[Records from a dataset]
====================

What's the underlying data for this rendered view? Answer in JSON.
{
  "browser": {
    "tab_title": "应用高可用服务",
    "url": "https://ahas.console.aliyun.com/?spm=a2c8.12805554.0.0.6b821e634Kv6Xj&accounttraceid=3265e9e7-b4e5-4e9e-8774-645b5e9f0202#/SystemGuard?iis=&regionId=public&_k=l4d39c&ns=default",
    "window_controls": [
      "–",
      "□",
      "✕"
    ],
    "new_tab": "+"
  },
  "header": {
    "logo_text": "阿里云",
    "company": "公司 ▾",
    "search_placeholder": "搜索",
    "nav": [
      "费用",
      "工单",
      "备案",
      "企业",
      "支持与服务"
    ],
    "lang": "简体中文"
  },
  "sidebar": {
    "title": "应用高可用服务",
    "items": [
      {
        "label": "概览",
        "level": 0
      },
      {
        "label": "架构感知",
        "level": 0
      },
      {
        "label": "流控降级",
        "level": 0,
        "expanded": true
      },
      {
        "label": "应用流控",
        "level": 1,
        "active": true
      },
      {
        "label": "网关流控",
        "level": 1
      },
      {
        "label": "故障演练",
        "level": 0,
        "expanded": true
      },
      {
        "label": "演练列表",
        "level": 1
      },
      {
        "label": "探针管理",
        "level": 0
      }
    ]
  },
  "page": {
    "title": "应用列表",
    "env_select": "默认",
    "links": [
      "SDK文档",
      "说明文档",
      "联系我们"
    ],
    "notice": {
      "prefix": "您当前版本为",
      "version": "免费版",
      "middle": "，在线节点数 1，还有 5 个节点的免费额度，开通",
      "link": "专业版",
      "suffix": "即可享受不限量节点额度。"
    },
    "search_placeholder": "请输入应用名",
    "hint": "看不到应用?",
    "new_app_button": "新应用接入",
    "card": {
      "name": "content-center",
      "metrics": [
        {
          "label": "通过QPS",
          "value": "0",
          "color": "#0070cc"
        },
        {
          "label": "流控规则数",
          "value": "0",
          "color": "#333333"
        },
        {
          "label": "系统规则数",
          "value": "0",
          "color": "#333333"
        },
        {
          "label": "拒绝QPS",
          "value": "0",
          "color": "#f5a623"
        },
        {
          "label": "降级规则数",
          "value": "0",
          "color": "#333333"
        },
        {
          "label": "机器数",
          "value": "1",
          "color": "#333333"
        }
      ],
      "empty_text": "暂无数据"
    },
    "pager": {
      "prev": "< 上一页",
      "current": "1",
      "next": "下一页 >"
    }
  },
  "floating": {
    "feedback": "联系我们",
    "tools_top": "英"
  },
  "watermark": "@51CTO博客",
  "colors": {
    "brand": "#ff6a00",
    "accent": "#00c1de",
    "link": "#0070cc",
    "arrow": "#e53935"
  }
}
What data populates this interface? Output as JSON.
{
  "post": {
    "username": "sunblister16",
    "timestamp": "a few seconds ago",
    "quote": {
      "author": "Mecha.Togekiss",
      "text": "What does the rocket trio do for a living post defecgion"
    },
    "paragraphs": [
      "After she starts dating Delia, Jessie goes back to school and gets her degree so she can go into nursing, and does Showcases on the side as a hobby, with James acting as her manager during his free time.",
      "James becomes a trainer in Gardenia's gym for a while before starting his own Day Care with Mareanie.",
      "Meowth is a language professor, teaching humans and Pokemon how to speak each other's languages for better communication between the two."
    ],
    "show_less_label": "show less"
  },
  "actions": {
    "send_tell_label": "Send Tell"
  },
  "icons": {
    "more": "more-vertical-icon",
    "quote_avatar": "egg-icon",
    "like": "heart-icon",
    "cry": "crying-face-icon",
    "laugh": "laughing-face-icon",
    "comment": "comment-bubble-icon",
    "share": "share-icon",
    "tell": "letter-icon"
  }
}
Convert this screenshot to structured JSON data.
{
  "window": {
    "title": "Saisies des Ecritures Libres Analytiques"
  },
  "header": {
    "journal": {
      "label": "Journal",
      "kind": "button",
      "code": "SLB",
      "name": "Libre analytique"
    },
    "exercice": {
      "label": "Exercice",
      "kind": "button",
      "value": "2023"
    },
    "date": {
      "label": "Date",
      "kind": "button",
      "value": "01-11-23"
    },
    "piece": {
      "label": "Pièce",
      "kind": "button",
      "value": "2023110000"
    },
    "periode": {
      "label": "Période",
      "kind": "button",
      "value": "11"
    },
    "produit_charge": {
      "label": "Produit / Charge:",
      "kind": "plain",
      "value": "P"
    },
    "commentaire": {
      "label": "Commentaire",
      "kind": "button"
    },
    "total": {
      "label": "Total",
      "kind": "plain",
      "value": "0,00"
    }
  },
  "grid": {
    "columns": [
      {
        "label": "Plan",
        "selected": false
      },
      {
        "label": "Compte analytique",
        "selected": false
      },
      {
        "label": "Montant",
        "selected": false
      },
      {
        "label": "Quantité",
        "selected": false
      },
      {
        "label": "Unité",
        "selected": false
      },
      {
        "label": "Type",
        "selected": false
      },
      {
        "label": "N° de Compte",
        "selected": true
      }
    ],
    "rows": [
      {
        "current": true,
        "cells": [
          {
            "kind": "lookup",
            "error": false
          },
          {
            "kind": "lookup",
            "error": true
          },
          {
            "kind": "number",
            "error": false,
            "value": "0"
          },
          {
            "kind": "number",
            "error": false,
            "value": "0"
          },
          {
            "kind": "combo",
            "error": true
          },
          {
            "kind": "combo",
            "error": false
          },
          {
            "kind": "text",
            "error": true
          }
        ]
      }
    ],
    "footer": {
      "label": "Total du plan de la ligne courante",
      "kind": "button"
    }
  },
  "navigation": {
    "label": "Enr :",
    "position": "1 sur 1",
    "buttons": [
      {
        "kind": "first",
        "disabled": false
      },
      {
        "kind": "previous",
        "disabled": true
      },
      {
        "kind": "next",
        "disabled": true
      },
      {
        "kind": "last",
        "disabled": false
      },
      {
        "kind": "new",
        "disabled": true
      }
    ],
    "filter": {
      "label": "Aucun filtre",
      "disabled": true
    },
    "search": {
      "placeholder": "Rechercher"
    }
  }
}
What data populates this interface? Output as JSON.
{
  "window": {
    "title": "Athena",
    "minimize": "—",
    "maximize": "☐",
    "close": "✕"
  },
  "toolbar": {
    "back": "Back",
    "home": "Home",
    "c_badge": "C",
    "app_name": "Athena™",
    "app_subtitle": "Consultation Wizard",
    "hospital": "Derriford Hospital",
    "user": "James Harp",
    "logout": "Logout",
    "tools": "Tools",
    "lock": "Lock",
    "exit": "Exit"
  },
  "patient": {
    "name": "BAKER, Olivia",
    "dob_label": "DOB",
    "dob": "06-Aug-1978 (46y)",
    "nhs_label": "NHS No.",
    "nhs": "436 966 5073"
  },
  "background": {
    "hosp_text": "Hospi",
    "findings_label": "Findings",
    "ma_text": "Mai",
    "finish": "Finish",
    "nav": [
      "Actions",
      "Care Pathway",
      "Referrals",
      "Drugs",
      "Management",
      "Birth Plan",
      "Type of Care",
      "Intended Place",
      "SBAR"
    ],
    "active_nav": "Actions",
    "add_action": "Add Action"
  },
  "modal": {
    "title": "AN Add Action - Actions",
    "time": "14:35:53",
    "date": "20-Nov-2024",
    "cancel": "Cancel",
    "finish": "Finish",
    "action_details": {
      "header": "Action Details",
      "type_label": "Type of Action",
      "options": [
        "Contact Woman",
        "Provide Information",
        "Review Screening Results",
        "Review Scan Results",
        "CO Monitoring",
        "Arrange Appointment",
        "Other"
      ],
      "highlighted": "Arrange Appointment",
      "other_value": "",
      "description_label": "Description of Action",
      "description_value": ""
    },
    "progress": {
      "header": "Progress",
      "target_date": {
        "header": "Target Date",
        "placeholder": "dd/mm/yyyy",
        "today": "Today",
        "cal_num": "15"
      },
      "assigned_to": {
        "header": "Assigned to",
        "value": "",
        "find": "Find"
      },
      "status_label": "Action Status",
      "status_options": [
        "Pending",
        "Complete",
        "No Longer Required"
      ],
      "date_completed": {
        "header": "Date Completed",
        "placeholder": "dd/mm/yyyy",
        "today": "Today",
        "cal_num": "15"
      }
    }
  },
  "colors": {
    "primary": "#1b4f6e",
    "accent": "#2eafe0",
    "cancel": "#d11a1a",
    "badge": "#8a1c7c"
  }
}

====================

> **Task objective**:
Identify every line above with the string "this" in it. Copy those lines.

> **Expected output**:
What's the underlying data for this rendered view? Answer in JSON.
What data populates this interface? Output as JSON.
Convert this screenshot to structured JSON data.
What data populates this interface? Output as JSON.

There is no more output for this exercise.